LAND

Updates from ASLA

ASLA 2019 Professional General Design Honor Award. Glenstone, Potomac, Maryland. PWP Landscape Architecture >

Ethics: Appropriate Use of Work Samples From a Previous Employer

This article does not represent a determination by the Ethics Committee of an actual case. One of the responsibilities of the Ethics Committee is to enhance member awareness about the Code of Professional Ethics and Code of Environmental Ethics, which contain important principles relating to members’ duties to clients and to other members. While there may be additional licensing, legal, or legally actionable factors in these hypotheticals, the Ethics Committee’s comments address only the implications with regard to the ASLA ethical codes; the discussions of these hypotheticals by the Ethics Committee do not constitute legal advice.
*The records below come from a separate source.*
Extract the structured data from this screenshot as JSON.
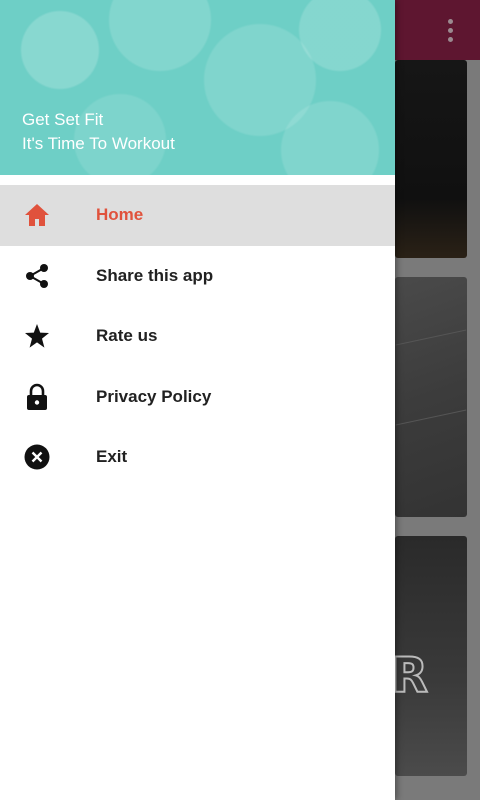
{
  "drawer": {
    "title": "Get Set Fit",
    "subtitle": "It's Time To Workout",
    "items": [
      {
        "label": "Home",
        "icon": "home-icon",
        "active": true
      },
      {
        "label": "Share this app",
        "icon": "share-icon",
        "active": false
      },
      {
        "label": "Rate us",
        "icon": "star-icon",
        "active": false
      },
      {
        "label": "Privacy Policy",
        "icon": "lock-icon",
        "active": false
      },
      {
        "label": "Exit",
        "icon": "close-circle-icon",
        "active": false
      }
    ]
  },
  "toolbar": {
    "overflow_icon": "more-vert-icon"
  },
  "colors": {
    "header_bg": "#6ecfc6",
    "toolbar_bg": "#5e1630",
    "active_text": "#e0523c",
    "active_row_bg": "#dedede"
  }
}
After working at ABC Landscape Architects for several years, Adam was ready for a change. One day while pondering his future, Adam was approached by XYZ Architects who asked if Adam was interested in starting a landscape architecture studio in their architecture firm. Adam was honored and excited about the opportunity and accepted the offer. Prior to leaving ABC, Adam asked ABC's owners if he could have work samples from his projects for use in his portfolio. ABC agreed and provided Adam with the requested work samples.
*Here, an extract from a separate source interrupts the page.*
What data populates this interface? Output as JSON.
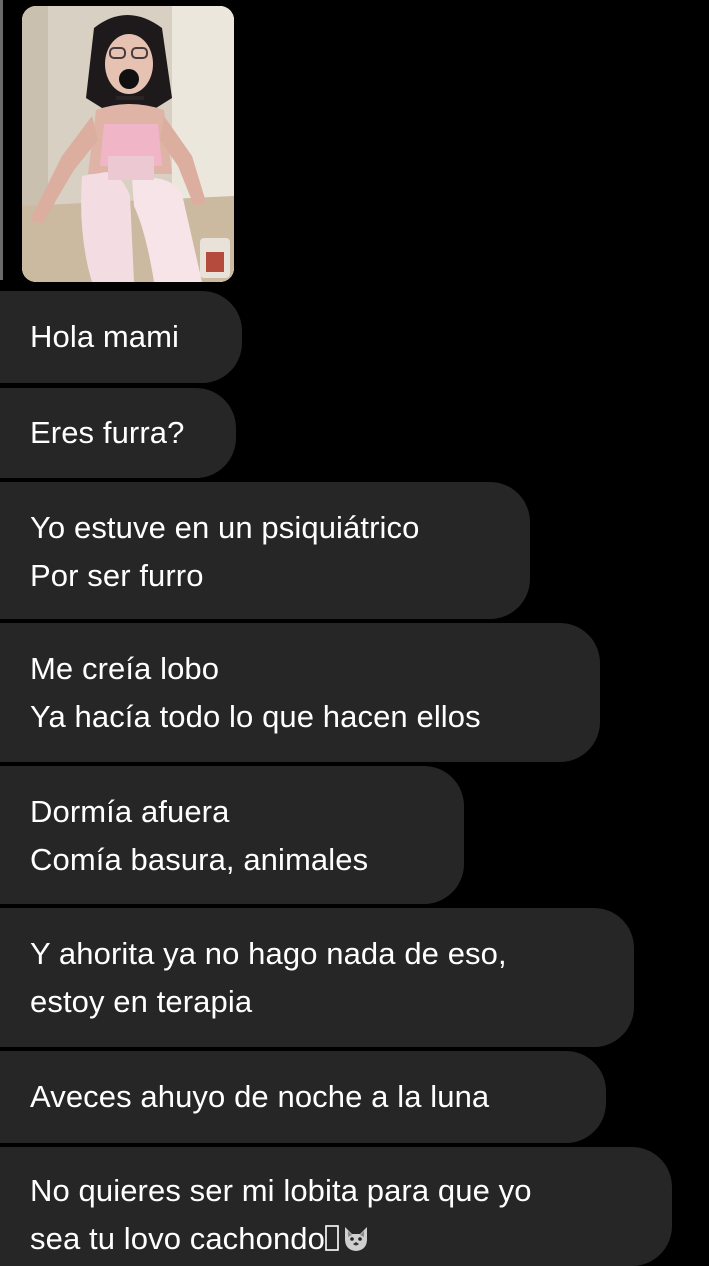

Once Adam reported to work, XYZ promptly updated their website announcing landscape architecture as a new service they provided. Adam supplied XYZ with the ABC work samples, which XYZ displayed on their website. Adam, intending to follow the proper protocol, made sure XYZ added a small note on the webpage stating that the projects were done while Adam worked for a previous employer. Adam did not specify what contributions he made to the projects and did not specifically name ABC as the firm responsible for the work.

ABC was shocked to see their projects displayed on their new competitor's website. ABC did not intend to give Adam permission to use the work samples to market the new studio and felt that Adam did not adequately explain that his role in the featured projects was in support of the landscape architect of record. Did Adam and XYZ act appropriately in their use of ABC's work samples? Unfortunately, Adam and XYZ violated a number of ethical codes. Additionally, ABC did not take the proper precautions in releasing samples of their work to Adam. Here are the relevant sections to the ASLA's Code of Professional Ethics:
  • R1.105 Members shall recognize the contributions of others engaged in the planning, design, and construction of the physical environment and shall give them appropriate recognition and due credit for professional work and shall not maliciously injure or attempt to injure the reputation, prospects, practice, or employment position of those persons so engaged. Credit shall be given to the design firm of record for the use of all project documents, plans, photographs, sketches, reports, or other work products developed while under the management of the design firm of record. Use of others’ work for any purpose shall accurately specify the role of the individual in the execution of the design firm of record’s work. Employers should give departing employees access to work that they performed, reproduced at cost, and a description of the employee’s involvement in the work should be noted on each product and acknowledged by the employer. ABC acted appropriately in releasing the work samples to Adam; however, ABC and Adam should have discussed, agreed upon, and documented an accurate description of his contributions to the projects. Adam should not have used the work samples without appropriately crediting ABC.
  • R1.108 Members shall not misrepresent or knowingly permit the misrepresentation of their professional qualifications, capabilities, and experience to clients, employers, or the public or be a party to any exaggerated, misleading, deceptive, or false statements or claims by the firms, agencies, or organizations that employ them. Members shall not take credit for work performed under the direction of a former employer beyond the limits of their personal involvement and shall give credit to the performing firm. On the website Adam (and XYZ) should have prominently stated that the projects were completed while Adam was working for another firm and explicitly named ABC as the design firm of record. Adam should have stated what duties he performed for each of the projects based on the agreement with ABC.
  • R1.110 Members shall not copy or reproduce the copyrighted works of others without prior written approval by the author of the copyrighted work. The work samples in question are the copyrighted works of ABC. Adam should have been clearer about the way he intended to use the work samples. The use of the term "portfolio" may have different meanings to different people and to some it may not include digital use, or use in marketing efforts. ABC should have refrained from releasing work samples without clear limits and expectations for their use stated in writing, in this case limiting the use to a personal portfolio used to gain employment.
ABC contacted XYZ and notified them that they did not have permission to use the work samples on their website and were misrepresenting Adam's role in the featured projects. ABC asked for the work samples to be removed from XYZ's website and that Adam return all copies of the work samples to ABC. XYZ and Adam complied with this request and apologized for their unintended ethics violations. This situation could have been avoided if Adam understood the appropriate use of his previous employer's copyrighted materials and if both Adam and ABC were clearer about their intent and expectations for the use of the work samples.

Leave a Comment